Closs argued for seeing opposition to the legislation as part of resisting “a broader austerity agenda” that involves attacks on workers in the public and private sectors, privatization, and cuts to services that ordinary people depend on. “We all have to pull together as working people in our community to resist,” he said, and pointed towards a provincial initiative bringing together labour and community groups in Ontario under the banner of the Ontario Common Front (OCF). This formation is “a coalition of 100 community and labour groups [that] was born early this year in response to the Ontario Government's deep budget cuts,” according to OCF steering committee member Nancy Hutchison in a recent release. She said, “Now we are coming together to challenge the draconian Bill 115 and to make income inequality a top issue in Ontario's next election.”
While there will be a Sudbury meeting in the new year to begin the work of putting together a local chapter of the OCF, Closs also encouraged people to support existing, organic efforts to create alliances across sectors and movements. Along with a plan to create a worker education centre in the city, he cited the participation of some labour activists in the Sudbury Coalition Against Poverty, a direct action anti-poverty group, and that group's recent collaborations with the North Shore Tribal Council on questions of cuts by the Liberal government to the Community Start-up and Maintenance Benefit.

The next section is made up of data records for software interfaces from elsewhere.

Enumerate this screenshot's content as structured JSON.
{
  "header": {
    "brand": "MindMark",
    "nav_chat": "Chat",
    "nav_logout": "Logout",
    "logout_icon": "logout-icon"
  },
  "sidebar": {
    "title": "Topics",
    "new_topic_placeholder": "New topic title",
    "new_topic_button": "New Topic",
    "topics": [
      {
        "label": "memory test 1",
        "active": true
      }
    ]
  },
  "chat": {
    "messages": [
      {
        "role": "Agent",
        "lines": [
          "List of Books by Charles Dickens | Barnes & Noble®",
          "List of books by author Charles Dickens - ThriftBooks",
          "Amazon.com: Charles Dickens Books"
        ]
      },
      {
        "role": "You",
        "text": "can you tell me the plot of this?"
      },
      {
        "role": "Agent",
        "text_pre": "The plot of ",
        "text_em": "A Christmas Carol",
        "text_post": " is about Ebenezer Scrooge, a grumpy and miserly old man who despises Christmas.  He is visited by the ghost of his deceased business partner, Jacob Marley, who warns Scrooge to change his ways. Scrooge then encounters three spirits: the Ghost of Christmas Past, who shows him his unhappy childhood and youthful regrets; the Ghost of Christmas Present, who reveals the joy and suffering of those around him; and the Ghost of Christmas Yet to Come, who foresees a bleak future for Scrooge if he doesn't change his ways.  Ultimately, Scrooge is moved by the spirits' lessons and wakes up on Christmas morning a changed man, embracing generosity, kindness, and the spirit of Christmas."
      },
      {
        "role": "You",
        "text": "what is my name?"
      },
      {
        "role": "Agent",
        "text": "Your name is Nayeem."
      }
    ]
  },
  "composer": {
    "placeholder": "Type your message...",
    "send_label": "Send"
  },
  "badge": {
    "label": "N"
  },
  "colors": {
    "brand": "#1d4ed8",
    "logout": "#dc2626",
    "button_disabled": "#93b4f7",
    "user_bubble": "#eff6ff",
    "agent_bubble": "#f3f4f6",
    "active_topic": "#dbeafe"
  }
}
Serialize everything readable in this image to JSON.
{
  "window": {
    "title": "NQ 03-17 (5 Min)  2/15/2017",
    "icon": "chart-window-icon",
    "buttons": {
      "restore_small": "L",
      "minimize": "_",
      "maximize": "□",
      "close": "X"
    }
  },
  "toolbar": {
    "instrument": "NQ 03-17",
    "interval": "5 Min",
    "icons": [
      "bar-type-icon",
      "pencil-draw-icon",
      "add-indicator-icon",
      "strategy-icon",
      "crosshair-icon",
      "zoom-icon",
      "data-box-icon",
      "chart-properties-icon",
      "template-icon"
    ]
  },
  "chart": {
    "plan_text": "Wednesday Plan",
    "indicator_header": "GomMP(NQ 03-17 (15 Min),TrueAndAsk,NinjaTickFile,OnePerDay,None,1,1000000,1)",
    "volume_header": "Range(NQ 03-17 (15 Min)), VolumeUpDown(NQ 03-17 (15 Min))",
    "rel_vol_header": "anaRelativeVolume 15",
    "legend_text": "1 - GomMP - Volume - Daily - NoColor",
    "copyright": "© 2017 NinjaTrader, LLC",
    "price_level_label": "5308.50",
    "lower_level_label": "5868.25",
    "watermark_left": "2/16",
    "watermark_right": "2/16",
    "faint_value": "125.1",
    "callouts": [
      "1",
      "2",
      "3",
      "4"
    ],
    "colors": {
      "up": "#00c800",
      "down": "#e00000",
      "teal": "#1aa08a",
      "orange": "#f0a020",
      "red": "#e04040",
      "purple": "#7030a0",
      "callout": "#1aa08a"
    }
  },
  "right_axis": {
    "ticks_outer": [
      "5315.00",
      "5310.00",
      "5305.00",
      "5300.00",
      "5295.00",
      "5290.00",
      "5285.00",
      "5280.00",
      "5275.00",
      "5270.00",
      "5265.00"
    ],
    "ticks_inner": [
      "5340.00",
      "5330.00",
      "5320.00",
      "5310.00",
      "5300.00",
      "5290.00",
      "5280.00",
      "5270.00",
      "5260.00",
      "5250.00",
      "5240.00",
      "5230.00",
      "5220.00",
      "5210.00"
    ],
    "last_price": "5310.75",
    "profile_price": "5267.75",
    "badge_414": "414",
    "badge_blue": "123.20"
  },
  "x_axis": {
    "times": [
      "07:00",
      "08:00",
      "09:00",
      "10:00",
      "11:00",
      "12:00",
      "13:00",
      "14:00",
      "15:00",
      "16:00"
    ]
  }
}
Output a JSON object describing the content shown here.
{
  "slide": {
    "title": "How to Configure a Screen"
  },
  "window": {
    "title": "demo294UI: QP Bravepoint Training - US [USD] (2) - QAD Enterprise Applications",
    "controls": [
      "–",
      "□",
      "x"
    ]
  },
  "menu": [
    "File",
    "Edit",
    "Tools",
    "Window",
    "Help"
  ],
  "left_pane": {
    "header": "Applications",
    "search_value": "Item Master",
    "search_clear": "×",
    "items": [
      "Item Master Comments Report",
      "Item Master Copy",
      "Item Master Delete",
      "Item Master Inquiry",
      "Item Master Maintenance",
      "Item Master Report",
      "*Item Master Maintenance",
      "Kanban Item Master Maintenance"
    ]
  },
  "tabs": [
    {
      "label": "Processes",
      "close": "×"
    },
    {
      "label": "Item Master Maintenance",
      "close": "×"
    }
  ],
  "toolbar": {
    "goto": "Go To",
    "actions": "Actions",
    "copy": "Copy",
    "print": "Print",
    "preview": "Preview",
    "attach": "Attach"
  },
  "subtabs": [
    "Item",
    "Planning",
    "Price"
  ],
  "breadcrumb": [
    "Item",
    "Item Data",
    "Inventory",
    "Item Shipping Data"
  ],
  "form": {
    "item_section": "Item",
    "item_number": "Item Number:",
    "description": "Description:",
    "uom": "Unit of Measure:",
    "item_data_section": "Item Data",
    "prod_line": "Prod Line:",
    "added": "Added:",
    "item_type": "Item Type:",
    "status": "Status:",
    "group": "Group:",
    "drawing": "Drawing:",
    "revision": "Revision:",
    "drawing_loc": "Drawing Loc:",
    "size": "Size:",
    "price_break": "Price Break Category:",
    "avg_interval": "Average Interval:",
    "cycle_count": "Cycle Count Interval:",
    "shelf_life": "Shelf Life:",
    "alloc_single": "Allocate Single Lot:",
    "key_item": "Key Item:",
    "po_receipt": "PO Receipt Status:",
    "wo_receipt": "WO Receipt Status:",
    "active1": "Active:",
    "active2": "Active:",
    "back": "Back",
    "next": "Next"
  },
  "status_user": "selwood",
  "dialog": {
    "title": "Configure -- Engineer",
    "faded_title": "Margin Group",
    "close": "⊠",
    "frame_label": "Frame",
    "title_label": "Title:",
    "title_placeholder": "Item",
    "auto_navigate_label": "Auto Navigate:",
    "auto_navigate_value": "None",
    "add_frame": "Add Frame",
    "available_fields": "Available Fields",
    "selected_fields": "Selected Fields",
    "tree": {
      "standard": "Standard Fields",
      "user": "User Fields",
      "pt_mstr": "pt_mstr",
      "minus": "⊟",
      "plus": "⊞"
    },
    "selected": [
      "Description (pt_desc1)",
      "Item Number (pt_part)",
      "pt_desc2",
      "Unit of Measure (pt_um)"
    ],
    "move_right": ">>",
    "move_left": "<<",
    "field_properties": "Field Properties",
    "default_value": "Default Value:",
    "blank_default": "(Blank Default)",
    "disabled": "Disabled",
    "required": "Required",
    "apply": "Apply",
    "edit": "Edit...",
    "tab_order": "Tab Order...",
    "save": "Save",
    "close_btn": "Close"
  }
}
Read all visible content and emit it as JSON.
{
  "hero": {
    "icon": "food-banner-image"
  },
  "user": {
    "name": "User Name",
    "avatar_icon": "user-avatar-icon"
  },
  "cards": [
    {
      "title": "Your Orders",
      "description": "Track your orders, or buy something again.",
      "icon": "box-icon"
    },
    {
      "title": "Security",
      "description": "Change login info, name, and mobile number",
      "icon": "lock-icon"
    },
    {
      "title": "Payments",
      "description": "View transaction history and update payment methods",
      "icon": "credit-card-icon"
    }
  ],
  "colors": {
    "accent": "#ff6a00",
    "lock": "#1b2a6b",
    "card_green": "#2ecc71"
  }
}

However, he said that though such coalition work is necessary, it is slow. “I think it's going to take awhile for people to understand that we are all in this together and that we can resist the austerity agenda.”
Scott Neigh is a writer and an activist based in Sudbury, Ontario. He recently published two books looking at Canadian history through the stories of activists, which you can learn about here and buy here. He blogs regularly on social and political topics and is the parent of a nine year-old who is taught by members of ETFO.